PAPERBACK

$24.95 • £18.95 • €22.50

ISBN 9780674067028

Publication: September 2012

Text

148 pages

5-1/2 x 9 inches

Center for Hellenic Studies > Hellenic Studies Series

World, subsidiary rights restricted

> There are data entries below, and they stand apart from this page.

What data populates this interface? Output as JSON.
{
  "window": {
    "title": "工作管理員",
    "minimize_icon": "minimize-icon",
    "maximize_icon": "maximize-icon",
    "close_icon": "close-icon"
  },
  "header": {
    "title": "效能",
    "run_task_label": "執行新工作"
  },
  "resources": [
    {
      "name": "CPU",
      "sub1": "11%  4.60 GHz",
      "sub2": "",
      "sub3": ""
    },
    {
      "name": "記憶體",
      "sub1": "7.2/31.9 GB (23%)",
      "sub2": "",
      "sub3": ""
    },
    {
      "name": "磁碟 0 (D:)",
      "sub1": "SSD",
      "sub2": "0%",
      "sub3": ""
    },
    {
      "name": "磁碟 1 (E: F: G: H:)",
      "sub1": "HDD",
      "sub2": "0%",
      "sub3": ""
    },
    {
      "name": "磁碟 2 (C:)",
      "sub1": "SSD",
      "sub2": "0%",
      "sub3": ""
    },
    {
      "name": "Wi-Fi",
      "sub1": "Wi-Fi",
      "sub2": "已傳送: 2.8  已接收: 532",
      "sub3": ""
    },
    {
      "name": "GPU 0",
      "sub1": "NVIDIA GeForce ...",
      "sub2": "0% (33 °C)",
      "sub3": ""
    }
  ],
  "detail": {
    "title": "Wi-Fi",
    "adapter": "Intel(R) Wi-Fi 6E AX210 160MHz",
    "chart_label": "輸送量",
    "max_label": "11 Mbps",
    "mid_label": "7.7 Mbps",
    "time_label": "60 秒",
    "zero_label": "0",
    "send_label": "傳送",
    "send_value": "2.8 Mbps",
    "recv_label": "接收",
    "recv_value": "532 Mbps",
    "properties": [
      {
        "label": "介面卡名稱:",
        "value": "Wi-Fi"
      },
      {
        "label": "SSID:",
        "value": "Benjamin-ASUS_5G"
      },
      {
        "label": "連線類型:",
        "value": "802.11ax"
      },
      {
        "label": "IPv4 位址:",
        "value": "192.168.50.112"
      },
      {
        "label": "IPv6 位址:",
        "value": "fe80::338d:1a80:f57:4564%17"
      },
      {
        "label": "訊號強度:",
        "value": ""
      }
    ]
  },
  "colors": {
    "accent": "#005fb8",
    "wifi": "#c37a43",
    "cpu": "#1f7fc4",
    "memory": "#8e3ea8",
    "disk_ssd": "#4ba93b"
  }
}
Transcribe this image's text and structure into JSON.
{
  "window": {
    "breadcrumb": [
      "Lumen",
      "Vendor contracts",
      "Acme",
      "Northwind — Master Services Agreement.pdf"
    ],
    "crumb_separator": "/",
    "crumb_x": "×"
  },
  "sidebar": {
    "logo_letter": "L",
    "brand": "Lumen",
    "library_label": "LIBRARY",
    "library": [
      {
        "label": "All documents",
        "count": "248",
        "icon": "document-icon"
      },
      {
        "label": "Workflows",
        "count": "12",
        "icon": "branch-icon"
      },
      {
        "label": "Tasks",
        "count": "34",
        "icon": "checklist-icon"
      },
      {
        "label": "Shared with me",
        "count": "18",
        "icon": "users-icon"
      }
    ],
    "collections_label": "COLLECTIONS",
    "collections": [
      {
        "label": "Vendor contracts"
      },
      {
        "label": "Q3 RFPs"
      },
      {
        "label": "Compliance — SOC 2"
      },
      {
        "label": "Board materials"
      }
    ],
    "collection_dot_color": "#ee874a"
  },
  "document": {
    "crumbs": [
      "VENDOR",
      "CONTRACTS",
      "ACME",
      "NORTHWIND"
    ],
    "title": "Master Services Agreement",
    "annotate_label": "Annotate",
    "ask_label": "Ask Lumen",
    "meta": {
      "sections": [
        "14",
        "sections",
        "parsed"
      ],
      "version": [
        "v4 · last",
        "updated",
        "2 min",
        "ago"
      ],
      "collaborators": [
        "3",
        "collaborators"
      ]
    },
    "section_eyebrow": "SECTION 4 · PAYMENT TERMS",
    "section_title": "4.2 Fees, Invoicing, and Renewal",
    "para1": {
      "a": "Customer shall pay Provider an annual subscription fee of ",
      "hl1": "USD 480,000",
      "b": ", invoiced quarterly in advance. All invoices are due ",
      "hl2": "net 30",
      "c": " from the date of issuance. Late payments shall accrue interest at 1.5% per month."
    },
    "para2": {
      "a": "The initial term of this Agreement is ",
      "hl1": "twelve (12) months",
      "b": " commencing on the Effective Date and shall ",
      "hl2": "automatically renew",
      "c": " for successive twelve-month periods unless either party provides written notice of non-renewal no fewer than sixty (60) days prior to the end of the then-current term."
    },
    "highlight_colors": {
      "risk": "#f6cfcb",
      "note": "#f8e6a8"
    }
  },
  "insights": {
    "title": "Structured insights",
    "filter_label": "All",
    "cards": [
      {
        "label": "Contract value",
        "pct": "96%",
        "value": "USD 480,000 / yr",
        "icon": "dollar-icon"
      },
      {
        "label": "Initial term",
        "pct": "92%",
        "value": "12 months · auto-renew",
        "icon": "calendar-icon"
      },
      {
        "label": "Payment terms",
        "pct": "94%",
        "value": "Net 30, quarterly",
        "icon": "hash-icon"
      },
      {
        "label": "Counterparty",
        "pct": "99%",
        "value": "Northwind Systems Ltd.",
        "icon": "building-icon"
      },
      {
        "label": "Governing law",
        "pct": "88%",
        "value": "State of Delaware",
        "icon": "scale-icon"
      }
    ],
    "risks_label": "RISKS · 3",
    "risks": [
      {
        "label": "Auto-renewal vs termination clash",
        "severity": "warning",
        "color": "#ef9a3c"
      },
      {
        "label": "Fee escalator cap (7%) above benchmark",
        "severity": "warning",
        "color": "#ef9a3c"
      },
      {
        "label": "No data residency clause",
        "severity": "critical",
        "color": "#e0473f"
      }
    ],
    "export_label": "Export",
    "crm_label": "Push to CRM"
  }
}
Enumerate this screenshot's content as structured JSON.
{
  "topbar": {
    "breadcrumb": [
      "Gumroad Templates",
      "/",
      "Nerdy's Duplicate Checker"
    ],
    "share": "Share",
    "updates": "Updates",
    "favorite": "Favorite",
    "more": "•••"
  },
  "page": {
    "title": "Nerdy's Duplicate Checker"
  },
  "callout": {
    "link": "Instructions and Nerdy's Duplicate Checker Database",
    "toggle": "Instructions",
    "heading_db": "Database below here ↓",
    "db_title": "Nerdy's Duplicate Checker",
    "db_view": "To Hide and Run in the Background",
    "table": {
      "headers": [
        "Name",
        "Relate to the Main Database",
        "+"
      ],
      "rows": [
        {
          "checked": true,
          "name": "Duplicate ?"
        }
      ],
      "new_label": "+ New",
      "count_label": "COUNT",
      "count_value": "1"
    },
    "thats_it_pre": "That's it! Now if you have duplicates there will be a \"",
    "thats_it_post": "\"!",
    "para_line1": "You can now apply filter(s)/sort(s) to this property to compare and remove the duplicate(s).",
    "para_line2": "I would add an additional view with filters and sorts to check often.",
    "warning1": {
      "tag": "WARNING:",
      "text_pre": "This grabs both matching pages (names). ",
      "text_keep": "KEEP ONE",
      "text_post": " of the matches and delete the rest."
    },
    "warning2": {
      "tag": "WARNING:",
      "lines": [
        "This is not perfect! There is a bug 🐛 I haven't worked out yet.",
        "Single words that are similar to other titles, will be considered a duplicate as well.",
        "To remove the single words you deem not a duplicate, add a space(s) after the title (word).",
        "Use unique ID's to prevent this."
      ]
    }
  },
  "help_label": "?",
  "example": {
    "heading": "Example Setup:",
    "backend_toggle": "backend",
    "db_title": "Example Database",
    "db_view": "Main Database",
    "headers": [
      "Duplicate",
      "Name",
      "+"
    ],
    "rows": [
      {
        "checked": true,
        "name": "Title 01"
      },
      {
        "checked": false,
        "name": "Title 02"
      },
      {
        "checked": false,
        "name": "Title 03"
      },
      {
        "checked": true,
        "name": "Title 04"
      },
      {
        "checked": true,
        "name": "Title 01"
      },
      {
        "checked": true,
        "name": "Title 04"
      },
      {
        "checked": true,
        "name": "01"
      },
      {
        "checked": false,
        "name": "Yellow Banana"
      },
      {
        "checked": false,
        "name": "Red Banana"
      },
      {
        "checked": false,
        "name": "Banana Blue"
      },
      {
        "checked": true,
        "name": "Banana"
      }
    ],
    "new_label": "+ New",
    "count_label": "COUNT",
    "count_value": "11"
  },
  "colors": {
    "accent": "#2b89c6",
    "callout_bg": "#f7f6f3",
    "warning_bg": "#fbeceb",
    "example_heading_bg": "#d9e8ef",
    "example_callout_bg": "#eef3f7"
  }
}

Xenophon is generally thought to have done his best theorizing on leadership through his portrayal of Cyrus the Great, the first king of the Persian Empire. In this book, Norman Sandridge argues that Xenophon actually reduces his Theory of Leadership to a set of fundamental traits, namely, the love of humanity, the love of learning, and the love of being honored. These so-called fundamental traits are the product of several rich contexts across culture and across time: the portrait of Cyrus seems as much a composite of Persian folklore as a pointed response to Plato’s Philosopher King. Sandridge further argues that Xenophon’s Theory of Leadership is effective for addressing many problems of leadership that were familiar to Xenophon and his fourth-century Athenian contemporaries, notably Plato and Isocrates. By looking at the contexts in which Xenophon’s theory was conceived, as well as the problems of leadership he sought to address, this book sees Xenophon as attempting a sincerely laudatory though not ideal portrait of Cyrus. The study thus falls between interpretations of the Education of Cyrus that have seen Cyrus as either a perfect leader or an ironically flawed one.